Nursing Shortage Leads To New USF St. Petersburg Program
Long before the University of South Florida began efforts to consolidate the accreditations of its three campuses and offer programs system-wide, USF St. Petersburg wanted a nursing program to call its own.
“We have had this on our radar from the time I came here three years ago and I think it was on the radar prior to that as well,” said USFSP Regional Chancellor Martin Tadlock.
That’s mainly due to a need for qualified nurses. While Bureau of Labor statistics show employment of registered nurses is projected to grow 15 percent from 2016 to 2026, the Florida Center for Nursing predicts a nursing shortage statewide of over 50,000 by 2025.
“We know through demand studies that there is a nursing shortage, that we have much more demand for nursing in St. Petersburg and in Pinellas County than we’re able to meet currently,” added Tadlock. “The demand is greater here because of the demographics that we have (in Florida), but there is a shortage nationwide.”
USFSP will begin offering an accelerated second-degree nursing program this fall, with applications opening April 1st.
“The Accelerated Second Degree nursing major is the perfect option for the St. Petersburg and Sarasota-Manatee campuses, because it was created specifically for people who already have a bachelor’s degree in another major,” said Victoria Rich, Dean of the USF College of Nursing and Senior Associate VP of USF Health. “The students we are targeting are educated and focused; they are ready to earn a nursing degree in just four semesters.”
Tadlock said the St. Pete program is designed to have an initial class of 25 to 30 students with the ability to grow over time depending on need. When the Sarasota-Manatee program was announced, Rich said the goal was to graduate as many as 50 nurses per year.
Thanks to an agreement with the city of St. Petersburg, the USFSP program will be located in the Port Terminal Building on 8th Avenue SE, next to the USF College of Marine Science. USF will lease the former home of the Marine Exploration Center for two years at $44,820 a year.
The almost 11,000-square-foot building will be renovated to use as classroom, office and laboratory space.
“We were fortunate to be able to lease the facility from the city as an intact facility that just needs some modifications, which reduces greatly the cost of putting a facility in place to accommodate the nursing lab and the classroom that we need for those students,” said Tadlock.

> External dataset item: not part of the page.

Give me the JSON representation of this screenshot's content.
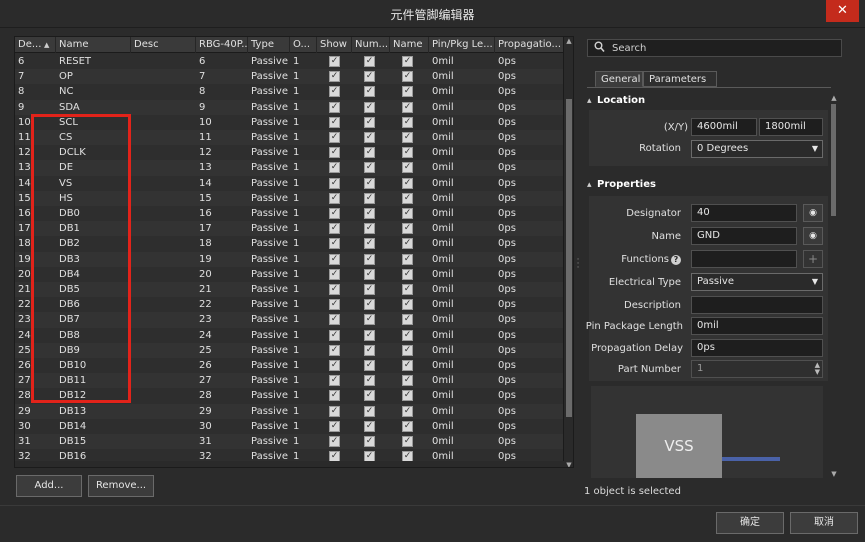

Students will also learn in the simulation facilities on the USF Tampa campus. Clinical experiences will take place in other locations, including hospitals around St. Petersburg and Pinellas County.
“(USF College of Nursing faculty) are in touch with our colleagues here in the Innovation District of St. Pete, Bayfront Health, BayCare, Johns Hopkins All Children's and various other locations where we have clinical opportunities,” said Tadlock.
Tadlock pointed out that, while this idea has been in the works for a while, it also shows what can be done when USF’s campuses – and the people who work there – cooperate on projects that can serve students and the community.
“This is just one first step in that collaboration of bringing new academic programs to the residents of Pinellas County through the consolidation process where we have one accredited institution, no transferability issues and the ability to bring academic programs offered at Tampa to Pinellas County,” he said.
“We’re in conversation with USFSM about bringing the risk management and hospitality programs here,” Tadlock continued. “We’re in conversation with USF Tampa about engineering-related programming being brought here, also doctoral programs, educational leadership for example…and in the arts, different programs in the arts that we don’t have the capacity to offer right now, but we would love to see them come here.
“In the long run, those will be on what’s called a master academic plan, so for the next five years, we will have a lineup of various programs that we will see come here as a result of the consolidation process,” said Tadlock. “We’re excited about that.”